Relationships between allergic inflammation and nasal airflow in children with persistent allergic rhinitis due to mite sensitization
Version of Record online: 9 MAY 2005
Volume 60, Issue 7, pages 957–960, July 2005
How to Cite
Ciprandi, G., Marseglia, G. L., Klersy, C. and Tosca, M. A. (2005), Relationships between allergic inflammation and nasal airflow in children with persistent allergic rhinitis due to mite sensitization. Allergy, 60: 957–960. doi: 10.1111/j.1398-9995.2005.00664.x
- Issue online: 9 MAY 2005
- Version of Record online: 9 MAY 2005
- Accepted for publication 20 May 2004
- mite allergy;
- nasal airflow;
- nasal obstruction;
- persistent allergic rhinitis
Background: Allergic rhinitis is associated with Th2-dependent inflammation. Nasal obstruction is the most typical symptom in children with mite allergy.
Objectives: The aim of this study was to evaluate the possible relationships among nasal symptoms, allergic inflammation, including inflammatory cells and cytokine pattern, and nasal airflow in children with persistent allergic rhinitis because of mite sensitization.
Methods: Twenty children (13 males and seven females, mean age 13.4 ± 1.6 years) with persistent rhinitis because of mite allergy were evaluated. All of them had moderate–severe grade of nasal obstruction. Total symptom score (TSS), rhinomanometry, nasal lavage, and nasal scraping were obtained in all subjects. Inflammatory cells were counted by conventional staining; interleukin (IL)-5, and IL-8 were measured by immunoassay on fluids recovered from nasal lavage.
Results: Eosinophils were significantly associated with TSS (R = 74.4%, P = 0.0002), with IL-5 (R = 90.6%, P < 0.0001) and with nasal flow (R = −69%, P = 0.0007), but not with IL-8 (R = 0.1%, P = 0.995). Eosinophil levels were shown to independently predict nasal flow (P < 0.001), with flow decreasing linearly for increasing eosinophils, together with a significant effect of neutrophils (P = 0.016, linear increase in flow) and a borderline effect of IL-8 (P = 0.063, linear increase in flow).
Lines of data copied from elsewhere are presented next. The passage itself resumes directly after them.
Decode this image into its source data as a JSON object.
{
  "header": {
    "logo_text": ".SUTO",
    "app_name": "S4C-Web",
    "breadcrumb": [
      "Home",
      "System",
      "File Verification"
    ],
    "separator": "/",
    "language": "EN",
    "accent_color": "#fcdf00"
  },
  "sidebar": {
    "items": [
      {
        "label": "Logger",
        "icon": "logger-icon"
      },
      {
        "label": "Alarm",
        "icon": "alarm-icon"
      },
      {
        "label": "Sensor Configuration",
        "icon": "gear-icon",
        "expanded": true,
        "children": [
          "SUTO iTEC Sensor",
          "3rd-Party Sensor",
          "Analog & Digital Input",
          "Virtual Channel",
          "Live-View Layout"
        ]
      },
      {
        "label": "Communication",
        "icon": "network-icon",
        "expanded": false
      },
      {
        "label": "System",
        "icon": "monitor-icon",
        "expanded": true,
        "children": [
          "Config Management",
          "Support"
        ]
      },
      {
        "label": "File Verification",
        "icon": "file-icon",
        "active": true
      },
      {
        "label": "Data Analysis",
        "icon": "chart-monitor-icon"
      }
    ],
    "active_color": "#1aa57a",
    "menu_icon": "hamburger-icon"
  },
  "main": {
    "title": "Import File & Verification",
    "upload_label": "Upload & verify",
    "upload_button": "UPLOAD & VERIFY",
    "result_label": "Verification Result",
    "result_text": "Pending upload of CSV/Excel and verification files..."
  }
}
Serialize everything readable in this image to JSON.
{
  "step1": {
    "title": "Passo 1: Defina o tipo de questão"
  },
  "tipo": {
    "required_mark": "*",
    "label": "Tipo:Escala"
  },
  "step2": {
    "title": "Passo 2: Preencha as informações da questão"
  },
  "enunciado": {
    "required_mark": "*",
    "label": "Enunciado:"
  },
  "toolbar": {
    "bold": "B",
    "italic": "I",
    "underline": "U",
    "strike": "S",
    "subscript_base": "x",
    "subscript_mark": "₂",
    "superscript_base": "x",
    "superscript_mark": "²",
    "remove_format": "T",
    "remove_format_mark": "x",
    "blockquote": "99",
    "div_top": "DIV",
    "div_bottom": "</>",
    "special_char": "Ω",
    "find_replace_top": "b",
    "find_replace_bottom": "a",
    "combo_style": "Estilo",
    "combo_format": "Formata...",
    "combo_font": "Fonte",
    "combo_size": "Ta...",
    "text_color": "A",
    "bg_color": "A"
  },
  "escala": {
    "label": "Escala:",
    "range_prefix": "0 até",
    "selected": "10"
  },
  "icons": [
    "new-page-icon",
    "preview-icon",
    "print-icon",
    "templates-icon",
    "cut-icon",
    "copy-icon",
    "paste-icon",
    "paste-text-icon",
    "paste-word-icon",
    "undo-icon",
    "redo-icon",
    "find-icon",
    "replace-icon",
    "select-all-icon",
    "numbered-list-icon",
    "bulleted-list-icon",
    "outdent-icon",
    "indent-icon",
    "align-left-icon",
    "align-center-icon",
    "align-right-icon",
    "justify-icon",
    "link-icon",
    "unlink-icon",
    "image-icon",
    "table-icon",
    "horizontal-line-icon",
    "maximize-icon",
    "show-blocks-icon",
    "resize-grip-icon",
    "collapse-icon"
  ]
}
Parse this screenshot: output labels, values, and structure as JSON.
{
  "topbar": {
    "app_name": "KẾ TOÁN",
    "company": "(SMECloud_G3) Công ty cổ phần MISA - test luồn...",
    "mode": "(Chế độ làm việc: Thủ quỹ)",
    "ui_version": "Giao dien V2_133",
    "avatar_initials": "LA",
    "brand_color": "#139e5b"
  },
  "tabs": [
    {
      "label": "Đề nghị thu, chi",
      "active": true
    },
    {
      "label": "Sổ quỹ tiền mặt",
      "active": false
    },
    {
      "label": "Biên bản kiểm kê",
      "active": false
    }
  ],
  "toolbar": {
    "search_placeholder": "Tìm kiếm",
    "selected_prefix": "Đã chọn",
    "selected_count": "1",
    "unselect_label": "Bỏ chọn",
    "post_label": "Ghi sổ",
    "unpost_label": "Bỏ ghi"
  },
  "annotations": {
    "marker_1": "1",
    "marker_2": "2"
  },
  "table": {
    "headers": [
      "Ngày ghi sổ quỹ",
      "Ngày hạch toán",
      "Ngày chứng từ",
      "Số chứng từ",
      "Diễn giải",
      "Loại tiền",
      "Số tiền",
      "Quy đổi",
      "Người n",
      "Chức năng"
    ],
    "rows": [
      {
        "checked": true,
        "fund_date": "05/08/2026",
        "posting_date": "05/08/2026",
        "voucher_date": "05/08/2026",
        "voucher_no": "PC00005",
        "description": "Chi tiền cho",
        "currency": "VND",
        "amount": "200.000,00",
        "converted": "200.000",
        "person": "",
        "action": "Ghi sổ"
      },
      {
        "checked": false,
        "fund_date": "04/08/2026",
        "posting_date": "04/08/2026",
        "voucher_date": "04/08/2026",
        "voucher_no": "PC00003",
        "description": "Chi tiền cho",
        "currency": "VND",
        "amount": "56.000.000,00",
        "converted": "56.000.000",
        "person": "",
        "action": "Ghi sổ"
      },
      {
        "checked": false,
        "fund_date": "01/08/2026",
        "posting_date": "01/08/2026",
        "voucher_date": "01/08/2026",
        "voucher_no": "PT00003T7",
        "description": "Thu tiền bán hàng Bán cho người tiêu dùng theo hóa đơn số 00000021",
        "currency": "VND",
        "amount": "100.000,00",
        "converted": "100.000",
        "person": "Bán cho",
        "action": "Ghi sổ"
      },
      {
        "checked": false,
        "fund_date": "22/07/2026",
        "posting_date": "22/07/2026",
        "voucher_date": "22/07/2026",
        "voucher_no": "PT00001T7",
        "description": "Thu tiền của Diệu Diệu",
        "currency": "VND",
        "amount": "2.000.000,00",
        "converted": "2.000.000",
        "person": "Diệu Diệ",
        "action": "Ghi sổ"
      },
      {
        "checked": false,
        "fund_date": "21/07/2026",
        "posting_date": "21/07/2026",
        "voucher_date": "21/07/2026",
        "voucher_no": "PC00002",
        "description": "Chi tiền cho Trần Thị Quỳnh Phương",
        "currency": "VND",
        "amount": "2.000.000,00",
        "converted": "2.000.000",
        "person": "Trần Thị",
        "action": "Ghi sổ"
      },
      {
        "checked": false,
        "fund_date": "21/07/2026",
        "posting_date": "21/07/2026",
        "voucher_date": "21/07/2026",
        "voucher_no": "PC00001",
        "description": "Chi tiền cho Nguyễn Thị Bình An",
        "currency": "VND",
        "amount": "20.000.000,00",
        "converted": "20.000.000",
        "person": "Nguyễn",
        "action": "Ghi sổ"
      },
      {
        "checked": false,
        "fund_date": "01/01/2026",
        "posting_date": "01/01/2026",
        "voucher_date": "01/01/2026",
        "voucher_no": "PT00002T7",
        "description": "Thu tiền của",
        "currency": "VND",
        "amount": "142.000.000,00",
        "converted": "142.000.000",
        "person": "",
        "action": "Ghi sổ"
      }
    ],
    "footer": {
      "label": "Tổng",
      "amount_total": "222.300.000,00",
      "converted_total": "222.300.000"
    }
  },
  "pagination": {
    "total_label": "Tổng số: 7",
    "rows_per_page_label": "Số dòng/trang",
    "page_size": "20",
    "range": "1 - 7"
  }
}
Conclusions: This study demonstrates the close association between IL-5 concentration and eosinophil infiltration. In addition, there is clear evidence concerning the relationship between eosinophil infiltration and nasal airflow. Thus, nasal eosinophils can be regarded as the most important predictor of upper airway function. These findings constitute first evidence of the relationship between nasal airflow impairment and Th2-related eosinophilic inflammation in children with persistent allergic rhinitis because of mite sensitization.